▶ AIM OF THE EXERCISE:
Restate the entries below exactly. Images are not part of the copy.
++++++++++++++++++++
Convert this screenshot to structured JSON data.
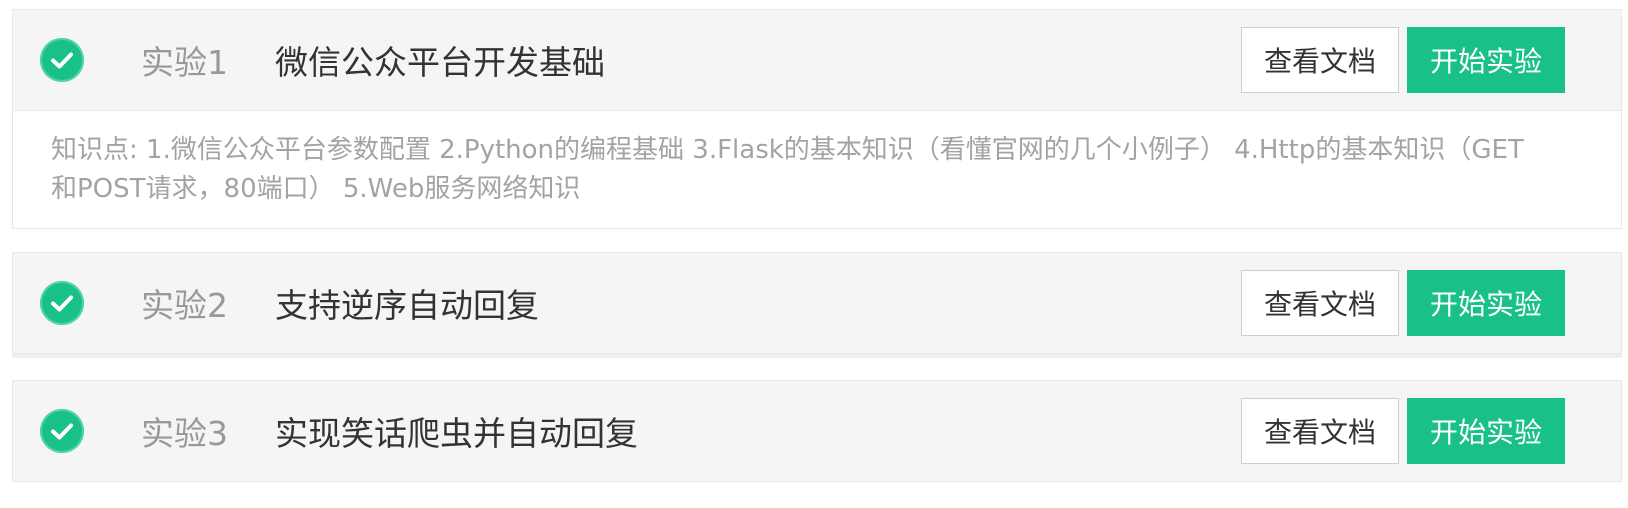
{
  "labs": [
    {
      "number": "实验1",
      "title": "微信公众平台开发基础",
      "doc_button": "查看文档",
      "start_button": "开始实验",
      "description": "知识点: 1.微信公众平台参数配置 2.Python的编程基础 3.Flask的基本知识（看懂官网的几个小例子） 4.Http的基本知识（GET和POST请求，80端口） 5.Web服务网络知识",
      "completed": true
    },
    {
      "number": "实验2",
      "title": "支持逆序自动回复",
      "doc_button": "查看文档",
      "start_button": "开始实验",
      "completed": true
    },
    {
      "number": "实验3",
      "title": "实现笑话爬虫并自动回复",
      "doc_button": "查看文档",
      "start_button": "开始实验",
      "completed": true
    }
  ],
  "icons": {
    "completed": "check-circle-icon"
  },
  "colors": {
    "accent": "#19c087",
    "header_bg": "#f5f5f5",
    "muted_text": "#999999",
    "title_text": "#333333"
  }
}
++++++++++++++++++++
▶ EXERCISE RESPONSE:
Convert this screenshot to structured JSON data.
{
  "labs": [
    {
      "number": "实验1",
      "title": "微信公众平台开发基础",
      "doc_button": "查看文档",
      "start_button": "开始实验",
      "description": "知识点: 1.微信公众平台参数配置 2.Python的编程基础 3.Flask的基本知识（看懂官网的几个小例子） 4.Http的基本知识（GET和POST请求，80端口） 5.Web服务网络知识",
      "completed": true
    },
    {
      "number": "实验2",
      "title": "支持逆序自动回复",
      "doc_button": "查看文档",
      "start_button": "开始实验",
      "completed": true
    },
    {
      "number": "实验3",
      "title": "实现笑话爬虫并自动回复",
      "doc_button": "查看文档",
      "start_button": "开始实验",
      "completed": true
    }
  ],
  "icons": {
    "completed": "check-circle-icon"
  },
  "colors": {
    "accent": "#19c087",
    "header_bg": "#f5f5f5",
    "muted_text": "#999999",
    "title_text": "#333333"
  }
}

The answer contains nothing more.